== What is being asked ==
The full listing below is to be written out exactly.
>>
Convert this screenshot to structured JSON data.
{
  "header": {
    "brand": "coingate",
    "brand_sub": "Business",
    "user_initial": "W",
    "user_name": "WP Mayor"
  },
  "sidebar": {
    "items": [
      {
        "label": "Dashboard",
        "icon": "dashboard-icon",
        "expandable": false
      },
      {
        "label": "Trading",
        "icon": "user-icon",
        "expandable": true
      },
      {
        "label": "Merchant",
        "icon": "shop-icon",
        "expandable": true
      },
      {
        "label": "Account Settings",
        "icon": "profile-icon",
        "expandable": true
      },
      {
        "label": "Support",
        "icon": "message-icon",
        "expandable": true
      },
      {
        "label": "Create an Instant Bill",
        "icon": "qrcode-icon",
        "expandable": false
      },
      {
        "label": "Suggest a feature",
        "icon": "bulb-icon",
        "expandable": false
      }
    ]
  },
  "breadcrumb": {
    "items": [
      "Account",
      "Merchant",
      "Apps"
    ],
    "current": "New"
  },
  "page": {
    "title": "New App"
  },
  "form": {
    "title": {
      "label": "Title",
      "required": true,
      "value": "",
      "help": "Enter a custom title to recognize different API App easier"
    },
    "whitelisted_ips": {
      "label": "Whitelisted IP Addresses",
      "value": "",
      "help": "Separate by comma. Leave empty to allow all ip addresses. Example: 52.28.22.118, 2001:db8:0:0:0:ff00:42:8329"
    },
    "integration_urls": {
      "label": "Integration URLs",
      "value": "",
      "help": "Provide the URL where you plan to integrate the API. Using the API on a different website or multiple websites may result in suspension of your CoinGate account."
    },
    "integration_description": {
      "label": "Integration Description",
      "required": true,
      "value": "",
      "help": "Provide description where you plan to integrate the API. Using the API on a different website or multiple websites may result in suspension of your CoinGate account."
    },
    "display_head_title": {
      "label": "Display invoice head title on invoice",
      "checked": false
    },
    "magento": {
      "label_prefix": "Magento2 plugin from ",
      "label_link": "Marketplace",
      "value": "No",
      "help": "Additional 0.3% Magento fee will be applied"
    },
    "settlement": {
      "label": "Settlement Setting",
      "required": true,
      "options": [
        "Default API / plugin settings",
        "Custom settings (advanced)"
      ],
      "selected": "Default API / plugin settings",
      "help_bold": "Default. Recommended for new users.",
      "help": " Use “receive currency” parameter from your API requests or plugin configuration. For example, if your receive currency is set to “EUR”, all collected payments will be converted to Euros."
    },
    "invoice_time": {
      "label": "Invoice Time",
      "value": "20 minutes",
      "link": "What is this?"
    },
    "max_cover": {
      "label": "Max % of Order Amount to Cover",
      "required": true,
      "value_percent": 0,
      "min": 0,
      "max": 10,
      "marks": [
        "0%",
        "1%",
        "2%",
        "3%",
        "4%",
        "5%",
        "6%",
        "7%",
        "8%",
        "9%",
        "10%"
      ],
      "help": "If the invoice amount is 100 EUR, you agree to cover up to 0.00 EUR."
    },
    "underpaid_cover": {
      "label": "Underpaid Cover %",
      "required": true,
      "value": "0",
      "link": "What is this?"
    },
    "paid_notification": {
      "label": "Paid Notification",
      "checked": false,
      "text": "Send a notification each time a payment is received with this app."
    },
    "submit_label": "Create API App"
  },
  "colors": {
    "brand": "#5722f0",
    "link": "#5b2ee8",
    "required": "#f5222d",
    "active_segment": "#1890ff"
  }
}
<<
== Response ==
Convert this screenshot to structured JSON data.
{
  "header": {
    "brand": "coingate",
    "brand_sub": "Business",
    "user_initial": "W",
    "user_name": "WP Mayor"
  },
  "sidebar": {
    "items": [
      {
        "label": "Dashboard",
        "icon": "dashboard-icon",
        "expandable": false
      },
      {
        "label": "Trading",
        "icon": "user-icon",
        "expandable": true
      },
      {
        "label": "Merchant",
        "icon": "shop-icon",
        "expandable": true
      },
      {
        "label": "Account Settings",
        "icon": "profile-icon",
        "expandable": true
      },
      {
        "label": "Support",
        "icon": "message-icon",
        "expandable": true
      },
      {
        "label": "Create an Instant Bill",
        "icon": "qrcode-icon",
        "expandable": false
      },
      {
        "label": "Suggest a feature",
        "icon": "bulb-icon",
        "expandable": false
      }
    ]
  },
  "breadcrumb": {
    "items": [
      "Account",
      "Merchant",
      "Apps"
    ],
    "current": "New"
  },
  "page": {
    "title": "New App"
  },
  "form": {
    "title": {
      "label": "Title",
      "required": true,
      "value": "",
      "help": "Enter a custom title to recognize different API App easier"
    },
    "whitelisted_ips": {
      "label": "Whitelisted IP Addresses",
      "value": "",
      "help": "Separate by comma. Leave empty to allow all ip addresses. Example: 52.28.22.118, 2001:db8:0:0:0:ff00:42:8329"
    },
    "integration_urls": {
      "label": "Integration URLs",
      "value": "",
      "help": "Provide the URL where you plan to integrate the API. Using the API on a different website or multiple websites may result in suspension of your CoinGate account."
    },
    "integration_description": {
      "label": "Integration Description",
      "required": true,
      "value": "",
      "help": "Provide description where you plan to integrate the API. Using the API on a different website or multiple websites may result in suspension of your CoinGate account."
    },
    "display_head_title": {
      "label": "Display invoice head title on invoice",
      "checked": false
    },
    "magento": {
      "label_prefix": "Magento2 plugin from ",
      "label_link": "Marketplace",
      "value": "No",
      "help": "Additional 0.3% Magento fee will be applied"
    },
    "settlement": {
      "label": "Settlement Setting",
      "required": true,
      "options": [
        "Default API / plugin settings",
        "Custom settings (advanced)"
      ],
      "selected": "Default API / plugin settings",
      "help_bold": "Default. Recommended for new users.",
      "help": " Use “receive currency” parameter from your API requests or plugin configuration. For example, if your receive currency is set to “EUR”, all collected payments will be converted to Euros."
    },
    "invoice_time": {
      "label": "Invoice Time",
      "value": "20 minutes",
      "link": "What is this?"
    },
    "max_cover": {
      "label": "Max % of Order Amount to Cover",
      "required": true,
      "value_percent": 0,
      "min": 0,
      "max": 10,
      "marks": [
        "0%",
        "1%",
        "2%",
        "3%",
        "4%",
        "5%",
        "6%",
        "7%",
        "8%",
        "9%",
        "10%"
      ],
      "help": "If the invoice amount is 100 EUR, you agree to cover up to 0.00 EUR."
    },
    "underpaid_cover": {
      "label": "Underpaid Cover %",
      "required": true,
      "value": "0",
      "link": "What is this?"
    },
    "paid_notification": {
      "label": "Paid Notification",
      "checked": false,
      "text": "Send a notification each time a payment is received with this app."
    },
    "submit_label": "Create API App"
  },
  "colors": {
    "brand": "#5722f0",
    "link": "#5b2ee8",
    "required": "#f5222d",
    "active_segment": "#1890ff"
  }
}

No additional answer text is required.